=== Section Start ===
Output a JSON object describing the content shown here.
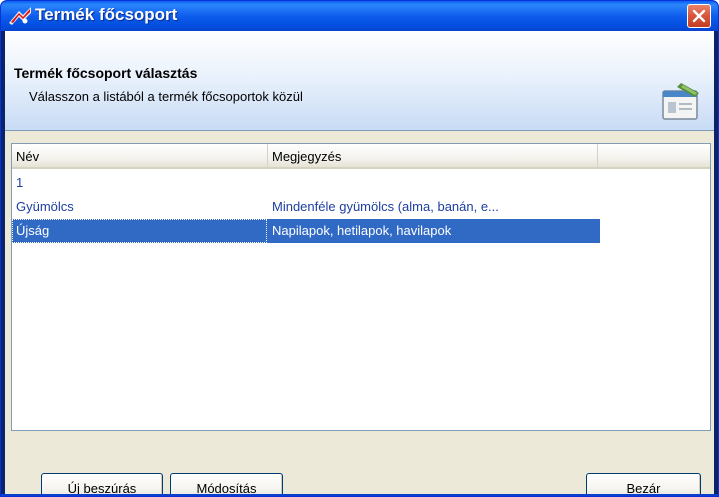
{
  "window": {
    "title": "Termék főcsoport"
  },
  "header": {
    "title": "Termék főcsoport választás",
    "subtitle": "Válasszon a listából a termék főcsoportok közül"
  },
  "list": {
    "columns": [
      "Név",
      "Megjegyzés",
      ""
    ],
    "rows": [
      {
        "name": "1",
        "note": "",
        "selected": false
      },
      {
        "name": "Gyümölcs",
        "note": "Mindenféle gyümölcs (alma, banán, e...",
        "selected": false
      },
      {
        "name": "Újság",
        "note": "Napilapok, hetilapok, havilapok",
        "selected": true
      }
    ]
  },
  "buttons": {
    "new_label": "Új beszúrás",
    "edit_label": "Módosítás",
    "close_label": "Bezár"
  },
  "colors": {
    "titlebar": "#0f5ded",
    "selection": "#316ac5",
    "close_button": "#d7553a",
    "row_text": "#1c3fa0"
  },
  "icons": {
    "app": "app-logo-icon",
    "close": "close-icon",
    "header": "window-form-icon"
  }
}
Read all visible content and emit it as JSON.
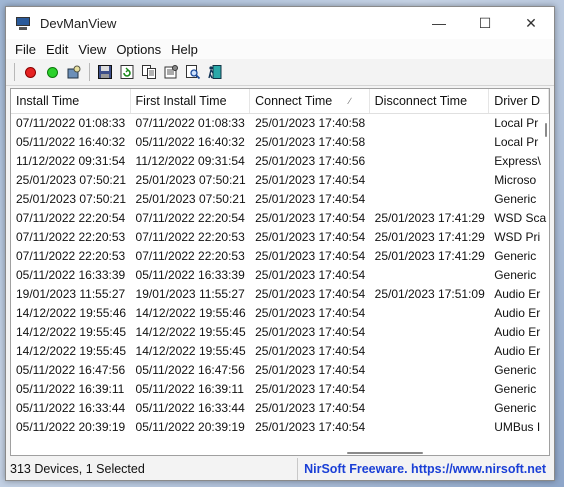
{
  "window": {
    "title": "DevManView"
  },
  "colors": {
    "link": "#1a3fd6",
    "stop": "#e52222",
    "start": "#2bd12b"
  },
  "menu": [
    "File",
    "Edit",
    "View",
    "Options",
    "Help"
  ],
  "toolbar": [
    "stop-red-icon",
    "start-green-icon",
    "properties-icon",
    "save-icon",
    "refresh-icon",
    "copy-icon",
    "html-report-icon",
    "find-icon",
    "exit-icon"
  ],
  "table": {
    "columns": [
      "Install Time",
      "First Install Time",
      "Connect Time",
      "Disconnect Time",
      "Driver D"
    ],
    "rows": [
      [
        "07/11/2022 01:08:33",
        "07/11/2022 01:08:33",
        "25/01/2023 17:40:58",
        "",
        "Local Pr"
      ],
      [
        "05/11/2022 16:40:32",
        "05/11/2022 16:40:32",
        "25/01/2023 17:40:58",
        "",
        "Local Pr"
      ],
      [
        "11/12/2022 09:31:54",
        "11/12/2022 09:31:54",
        "25/01/2023 17:40:56",
        "",
        "Express\\"
      ],
      [
        "25/01/2023 07:50:21",
        "25/01/2023 07:50:21",
        "25/01/2023 17:40:54",
        "",
        "Microso"
      ],
      [
        "25/01/2023 07:50:21",
        "25/01/2023 07:50:21",
        "25/01/2023 17:40:54",
        "",
        "Generic"
      ],
      [
        "07/11/2022 22:20:54",
        "07/11/2022 22:20:54",
        "25/01/2023 17:40:54",
        "25/01/2023 17:41:29",
        "WSD Sca"
      ],
      [
        "07/11/2022 22:20:53",
        "07/11/2022 22:20:53",
        "25/01/2023 17:40:54",
        "25/01/2023 17:41:29",
        "WSD Pri"
      ],
      [
        "07/11/2022 22:20:53",
        "07/11/2022 22:20:53",
        "25/01/2023 17:40:54",
        "25/01/2023 17:41:29",
        "Generic"
      ],
      [
        "05/11/2022 16:33:39",
        "05/11/2022 16:33:39",
        "25/01/2023 17:40:54",
        "",
        "Generic"
      ],
      [
        "19/01/2023 11:55:27",
        "19/01/2023 11:55:27",
        "25/01/2023 17:40:54",
        "25/01/2023 17:51:09",
        "Audio Er"
      ],
      [
        "14/12/2022 19:55:46",
        "14/12/2022 19:55:46",
        "25/01/2023 17:40:54",
        "",
        "Audio Er"
      ],
      [
        "14/12/2022 19:55:45",
        "14/12/2022 19:55:45",
        "25/01/2023 17:40:54",
        "",
        "Audio Er"
      ],
      [
        "14/12/2022 19:55:45",
        "14/12/2022 19:55:45",
        "25/01/2023 17:40:54",
        "",
        "Audio Er"
      ],
      [
        "05/11/2022 16:47:56",
        "05/11/2022 16:47:56",
        "25/01/2023 17:40:54",
        "",
        "Generic"
      ],
      [
        "05/11/2022 16:39:11",
        "05/11/2022 16:39:11",
        "25/01/2023 17:40:54",
        "",
        "Generic"
      ],
      [
        "05/11/2022 16:33:44",
        "05/11/2022 16:33:44",
        "25/01/2023 17:40:54",
        "",
        "Generic"
      ],
      [
        "05/11/2022 20:39:19",
        "05/11/2022 20:39:19",
        "25/01/2023 17:40:54",
        "",
        "UMBus I"
      ]
    ]
  },
  "status": {
    "count": "313 Devices, 1 Selected",
    "credit": "NirSoft Freeware. https://www.nirsoft.net"
  }
}
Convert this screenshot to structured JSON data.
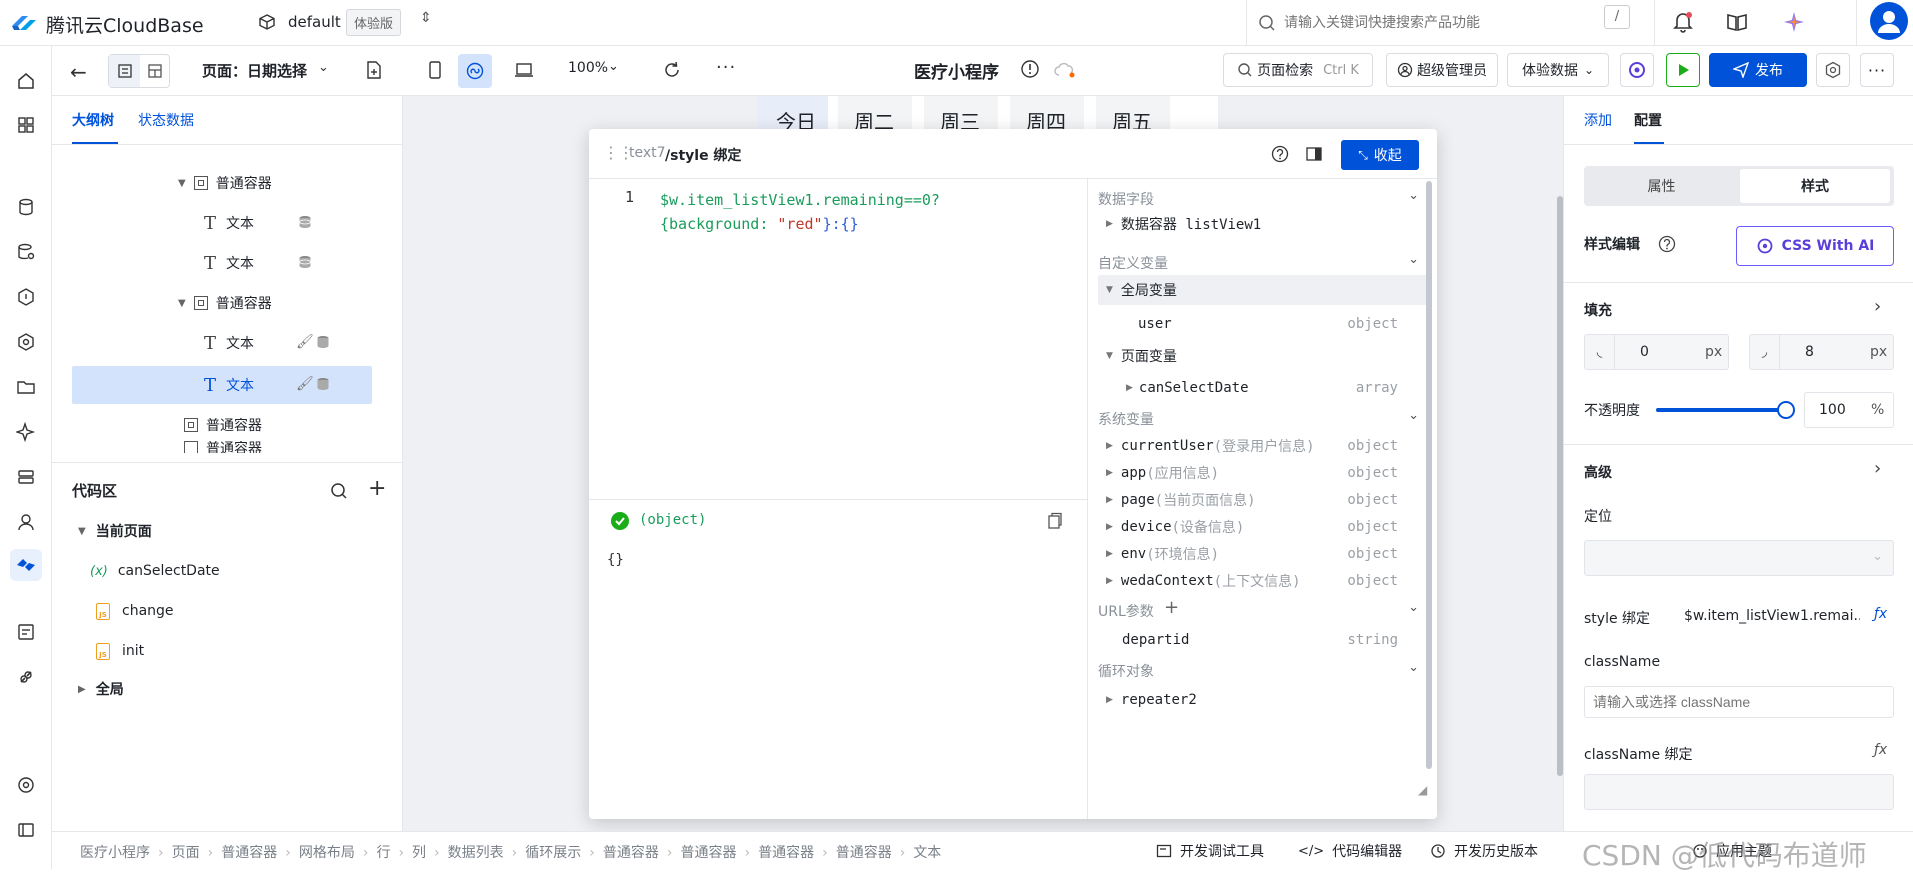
{
  "brand": {
    "name": "腾讯云CloudBase"
  },
  "env": {
    "name": "default",
    "badge": "体验版"
  },
  "search": {
    "placeholder": "请输入关键词快捷搜索产品功能",
    "shortcut": "/"
  },
  "toolbar": {
    "page_label": "页面：日期选择",
    "zoom": "100%",
    "app_title": "医疗小程序",
    "page_search": "页面检索",
    "page_search_shortcut": "Ctrl K",
    "admin": "超级管理员",
    "data_mode": "体验数据",
    "publish": "发布",
    "more": "···"
  },
  "left": {
    "tabs": [
      "大纲树",
      "状态数据"
    ],
    "tree": [
      {
        "label": "普通容器",
        "icon": "container"
      },
      {
        "label": "文本",
        "icon": "text"
      },
      {
        "label": "文本",
        "icon": "text"
      },
      {
        "label": "普通容器",
        "icon": "container"
      },
      {
        "label": "文本",
        "icon": "text"
      },
      {
        "label": "文本",
        "icon": "text"
      },
      {
        "label": "普通容器",
        "icon": "container"
      },
      {
        "label": "普通容器",
        "icon": "container"
      }
    ],
    "code_title": "代码区",
    "code": {
      "current_page": "当前页面",
      "items": [
        {
          "label": "canSelectDate",
          "icon": "(x)"
        },
        {
          "label": "change",
          "icon": "JS"
        },
        {
          "label": "init",
          "icon": "JS"
        }
      ],
      "global": "全局"
    }
  },
  "preview_tabs": [
    "今日",
    "周二",
    "周三",
    "周四",
    "周五"
  ],
  "binding": {
    "path_prefix": "text7",
    "path_title": "/style 绑定",
    "collapse": "收起",
    "line_no": "1",
    "code_line1": "$w.item_listView1.remaining==0?",
    "code_line2_a": "{background: ",
    "code_line2_b": "\"red\"",
    "code_line2_c": "}:{}",
    "result_type": "(object)",
    "result_value": "{}",
    "vars": {
      "data_fields": "数据字段",
      "data_container": "数据容器 listView1",
      "custom_vars": "自定义变量",
      "global_vars": "全局变量",
      "user": "user",
      "user_type": "object",
      "page_vars": "页面变量",
      "can_select": "canSelectDate",
      "can_select_type": "array",
      "system_vars": "系统变量",
      "system": [
        {
          "name": "currentUser",
          "desc": "(登录用户信息)",
          "type": "object"
        },
        {
          "name": "app",
          "desc": "(应用信息)",
          "type": "object"
        },
        {
          "name": "page",
          "desc": "(当前页面信息)",
          "type": "object"
        },
        {
          "name": "device",
          "desc": "(设备信息)",
          "type": "object"
        },
        {
          "name": "env",
          "desc": "(环境信息)",
          "type": "object"
        },
        {
          "name": "wedaContext",
          "desc": "(上下文信息)",
          "type": "object"
        }
      ],
      "url_params": "URL参数",
      "departid": "departid",
      "departid_type": "string",
      "loop_obj": "循环对象",
      "repeater": "repeater2"
    }
  },
  "right": {
    "tabs": [
      "添加",
      "配置"
    ],
    "seg": [
      "属性",
      "样式"
    ],
    "style_edit": "样式编辑",
    "css_ai": "CSS With AI",
    "fill": "填充",
    "radius_left": "0",
    "radius_right": "8",
    "unit": "px",
    "opacity_label": "不透明度",
    "opacity_value": "100",
    "opacity_unit": "%",
    "opacity": 1.0,
    "advanced": "高级",
    "position": "定位",
    "style_bind_label": "style 绑定",
    "style_bind_value": "$w.item_listView1.remai...",
    "classname": "className",
    "classname_placeholder": "请输入或选择 className",
    "classname_bind": "className 绑定"
  },
  "status": {
    "crumbs": [
      "医疗小程序",
      "页面",
      "普通容器",
      "网格布局",
      "行",
      "列",
      "数据列表",
      "循环展示",
      "普通容器",
      "普通容器",
      "普通容器",
      "普通容器",
      "文本"
    ],
    "dev_tools": "开发调试工具",
    "code_editor": "代码编辑器",
    "history": "开发历史版本",
    "theme": "应用主题",
    "watermark": "CSDN @低代码布道师"
  },
  "colors": {
    "accent": "#0052d9",
    "green": "#1aad19",
    "code_green": "#1a9c5b",
    "string_red": "#c0392b",
    "selected_bg": "#d4e3fc"
  }
}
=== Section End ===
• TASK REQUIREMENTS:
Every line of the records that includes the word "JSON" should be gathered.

• WRITTEN SOLUTION:
Output a JSON object describing the content shown here.
Read all visible content and emit it as JSON.
Convert this screenshot to structured JSON data.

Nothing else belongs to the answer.